MATERIAL PROVIDED Start Marker

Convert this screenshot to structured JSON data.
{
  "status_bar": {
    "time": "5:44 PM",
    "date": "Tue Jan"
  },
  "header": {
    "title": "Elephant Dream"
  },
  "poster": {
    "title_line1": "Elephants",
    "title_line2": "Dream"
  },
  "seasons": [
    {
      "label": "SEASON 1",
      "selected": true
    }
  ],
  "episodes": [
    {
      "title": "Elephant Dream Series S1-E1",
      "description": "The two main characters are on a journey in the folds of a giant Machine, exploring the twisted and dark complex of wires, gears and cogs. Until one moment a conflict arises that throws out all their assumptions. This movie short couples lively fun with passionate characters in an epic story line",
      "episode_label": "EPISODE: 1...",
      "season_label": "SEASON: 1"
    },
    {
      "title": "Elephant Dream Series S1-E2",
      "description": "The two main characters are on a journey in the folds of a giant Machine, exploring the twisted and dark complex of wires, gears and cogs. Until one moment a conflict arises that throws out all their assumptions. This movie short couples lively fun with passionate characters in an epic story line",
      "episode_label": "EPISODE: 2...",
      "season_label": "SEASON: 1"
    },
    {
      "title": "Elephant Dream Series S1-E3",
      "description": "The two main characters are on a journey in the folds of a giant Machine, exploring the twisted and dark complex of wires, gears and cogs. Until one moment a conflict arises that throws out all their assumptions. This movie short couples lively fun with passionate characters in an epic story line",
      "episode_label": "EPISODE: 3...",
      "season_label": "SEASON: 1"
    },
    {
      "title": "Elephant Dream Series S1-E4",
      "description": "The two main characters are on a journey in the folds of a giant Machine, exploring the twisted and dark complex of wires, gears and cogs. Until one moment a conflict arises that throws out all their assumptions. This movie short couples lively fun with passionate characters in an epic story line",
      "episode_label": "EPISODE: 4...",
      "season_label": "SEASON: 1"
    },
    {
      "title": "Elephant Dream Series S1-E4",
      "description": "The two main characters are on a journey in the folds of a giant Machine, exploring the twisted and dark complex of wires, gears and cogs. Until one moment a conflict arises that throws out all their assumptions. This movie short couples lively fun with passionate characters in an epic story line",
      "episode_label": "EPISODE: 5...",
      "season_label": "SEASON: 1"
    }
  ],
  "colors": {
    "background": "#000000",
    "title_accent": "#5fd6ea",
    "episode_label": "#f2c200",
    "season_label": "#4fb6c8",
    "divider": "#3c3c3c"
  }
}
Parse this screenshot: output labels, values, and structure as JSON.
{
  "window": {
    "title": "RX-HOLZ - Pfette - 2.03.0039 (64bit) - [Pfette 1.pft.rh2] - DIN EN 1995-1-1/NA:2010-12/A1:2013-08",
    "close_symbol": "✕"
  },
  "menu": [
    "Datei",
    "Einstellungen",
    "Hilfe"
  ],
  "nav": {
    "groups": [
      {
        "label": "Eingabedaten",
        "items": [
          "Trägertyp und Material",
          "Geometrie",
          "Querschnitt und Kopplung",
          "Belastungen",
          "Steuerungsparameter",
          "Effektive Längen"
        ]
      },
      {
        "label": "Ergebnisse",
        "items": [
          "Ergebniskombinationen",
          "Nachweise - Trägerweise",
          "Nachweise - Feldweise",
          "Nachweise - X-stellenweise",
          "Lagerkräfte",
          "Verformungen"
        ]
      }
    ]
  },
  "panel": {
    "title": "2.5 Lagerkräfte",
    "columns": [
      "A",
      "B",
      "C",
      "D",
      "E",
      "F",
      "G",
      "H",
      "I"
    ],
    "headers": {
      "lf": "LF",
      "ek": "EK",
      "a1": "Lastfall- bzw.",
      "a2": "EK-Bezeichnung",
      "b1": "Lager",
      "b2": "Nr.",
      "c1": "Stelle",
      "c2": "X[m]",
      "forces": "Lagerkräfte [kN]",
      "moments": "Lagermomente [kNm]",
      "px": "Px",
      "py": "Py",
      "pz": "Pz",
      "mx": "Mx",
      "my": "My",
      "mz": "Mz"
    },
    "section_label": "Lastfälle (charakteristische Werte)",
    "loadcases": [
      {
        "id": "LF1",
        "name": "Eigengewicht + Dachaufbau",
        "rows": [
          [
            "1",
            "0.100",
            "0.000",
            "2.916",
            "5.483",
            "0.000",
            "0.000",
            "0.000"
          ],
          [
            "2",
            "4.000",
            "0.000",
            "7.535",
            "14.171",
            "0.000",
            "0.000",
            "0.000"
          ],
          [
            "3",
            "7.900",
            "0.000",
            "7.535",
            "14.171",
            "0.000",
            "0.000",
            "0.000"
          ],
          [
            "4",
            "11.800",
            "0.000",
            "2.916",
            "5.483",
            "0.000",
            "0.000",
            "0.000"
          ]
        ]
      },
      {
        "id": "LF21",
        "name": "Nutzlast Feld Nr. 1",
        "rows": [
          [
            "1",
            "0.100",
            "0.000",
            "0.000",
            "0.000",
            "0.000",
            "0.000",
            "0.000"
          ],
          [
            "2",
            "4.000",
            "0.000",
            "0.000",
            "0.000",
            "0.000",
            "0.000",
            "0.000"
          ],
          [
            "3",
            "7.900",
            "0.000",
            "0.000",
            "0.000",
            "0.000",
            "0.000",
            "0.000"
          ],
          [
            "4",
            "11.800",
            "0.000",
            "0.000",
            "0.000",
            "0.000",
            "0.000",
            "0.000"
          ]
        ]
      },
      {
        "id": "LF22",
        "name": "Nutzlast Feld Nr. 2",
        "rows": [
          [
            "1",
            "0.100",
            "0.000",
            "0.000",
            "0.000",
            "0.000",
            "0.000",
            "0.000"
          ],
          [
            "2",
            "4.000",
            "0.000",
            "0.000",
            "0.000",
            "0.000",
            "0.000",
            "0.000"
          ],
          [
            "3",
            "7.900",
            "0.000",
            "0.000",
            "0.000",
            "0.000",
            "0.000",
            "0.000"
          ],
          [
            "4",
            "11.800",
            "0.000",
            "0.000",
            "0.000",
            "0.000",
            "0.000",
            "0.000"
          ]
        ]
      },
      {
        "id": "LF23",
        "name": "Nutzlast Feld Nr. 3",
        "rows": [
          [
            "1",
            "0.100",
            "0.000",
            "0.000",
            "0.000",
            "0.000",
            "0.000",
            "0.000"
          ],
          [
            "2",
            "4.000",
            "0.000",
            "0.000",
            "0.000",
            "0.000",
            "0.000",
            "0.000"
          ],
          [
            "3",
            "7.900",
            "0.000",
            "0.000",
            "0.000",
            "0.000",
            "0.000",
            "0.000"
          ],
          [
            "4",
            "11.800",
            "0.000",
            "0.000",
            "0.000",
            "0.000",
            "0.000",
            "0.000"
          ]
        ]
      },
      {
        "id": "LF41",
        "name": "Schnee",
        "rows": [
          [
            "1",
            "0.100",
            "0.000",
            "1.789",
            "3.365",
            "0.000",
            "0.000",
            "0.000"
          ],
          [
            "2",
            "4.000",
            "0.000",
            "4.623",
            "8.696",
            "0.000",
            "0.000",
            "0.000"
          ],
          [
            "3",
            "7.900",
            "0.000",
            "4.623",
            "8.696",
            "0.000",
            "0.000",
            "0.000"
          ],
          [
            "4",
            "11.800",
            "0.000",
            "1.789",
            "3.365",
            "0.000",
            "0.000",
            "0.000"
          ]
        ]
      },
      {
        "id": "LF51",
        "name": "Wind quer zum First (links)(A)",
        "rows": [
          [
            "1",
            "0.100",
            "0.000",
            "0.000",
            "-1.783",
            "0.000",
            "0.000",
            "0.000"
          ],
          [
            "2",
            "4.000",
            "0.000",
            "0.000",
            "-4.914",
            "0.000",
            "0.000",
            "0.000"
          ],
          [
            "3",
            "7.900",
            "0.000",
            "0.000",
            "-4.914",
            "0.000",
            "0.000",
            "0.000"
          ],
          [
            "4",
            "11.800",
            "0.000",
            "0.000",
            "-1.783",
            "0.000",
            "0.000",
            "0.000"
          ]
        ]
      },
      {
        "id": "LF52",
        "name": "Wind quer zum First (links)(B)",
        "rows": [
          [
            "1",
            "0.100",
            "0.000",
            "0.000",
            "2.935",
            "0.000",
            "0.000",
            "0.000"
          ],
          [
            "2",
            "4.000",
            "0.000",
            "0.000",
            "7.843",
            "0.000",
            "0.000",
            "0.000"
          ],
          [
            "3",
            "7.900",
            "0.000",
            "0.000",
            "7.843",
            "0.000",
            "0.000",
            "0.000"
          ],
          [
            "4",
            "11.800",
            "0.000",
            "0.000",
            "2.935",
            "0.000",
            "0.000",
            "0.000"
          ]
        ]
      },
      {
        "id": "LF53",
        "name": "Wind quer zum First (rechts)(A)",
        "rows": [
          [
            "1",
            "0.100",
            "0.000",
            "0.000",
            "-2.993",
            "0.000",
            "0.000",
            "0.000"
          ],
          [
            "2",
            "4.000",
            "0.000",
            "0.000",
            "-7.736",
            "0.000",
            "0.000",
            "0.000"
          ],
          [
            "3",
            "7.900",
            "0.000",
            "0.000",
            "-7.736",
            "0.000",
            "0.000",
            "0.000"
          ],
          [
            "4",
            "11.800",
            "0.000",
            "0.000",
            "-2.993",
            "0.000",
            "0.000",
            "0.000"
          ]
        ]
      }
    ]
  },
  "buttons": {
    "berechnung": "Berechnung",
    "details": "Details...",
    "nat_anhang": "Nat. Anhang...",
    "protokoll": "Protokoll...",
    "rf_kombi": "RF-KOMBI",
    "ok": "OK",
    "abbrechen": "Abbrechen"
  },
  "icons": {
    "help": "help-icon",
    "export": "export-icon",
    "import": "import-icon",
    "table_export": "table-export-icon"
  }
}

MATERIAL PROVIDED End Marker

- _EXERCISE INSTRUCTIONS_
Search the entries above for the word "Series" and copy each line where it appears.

- _RESULT OF THIS EXERCISE_
      "title": "Elephant Dream Series S1-E1",
      "title": "Elephant Dream Series S1-E2",
      "title": "Elephant Dream Series S1-E3",
      "title": "Elephant Dream Series S1-E4",
      "title": "Elephant Dream Series S1-E4",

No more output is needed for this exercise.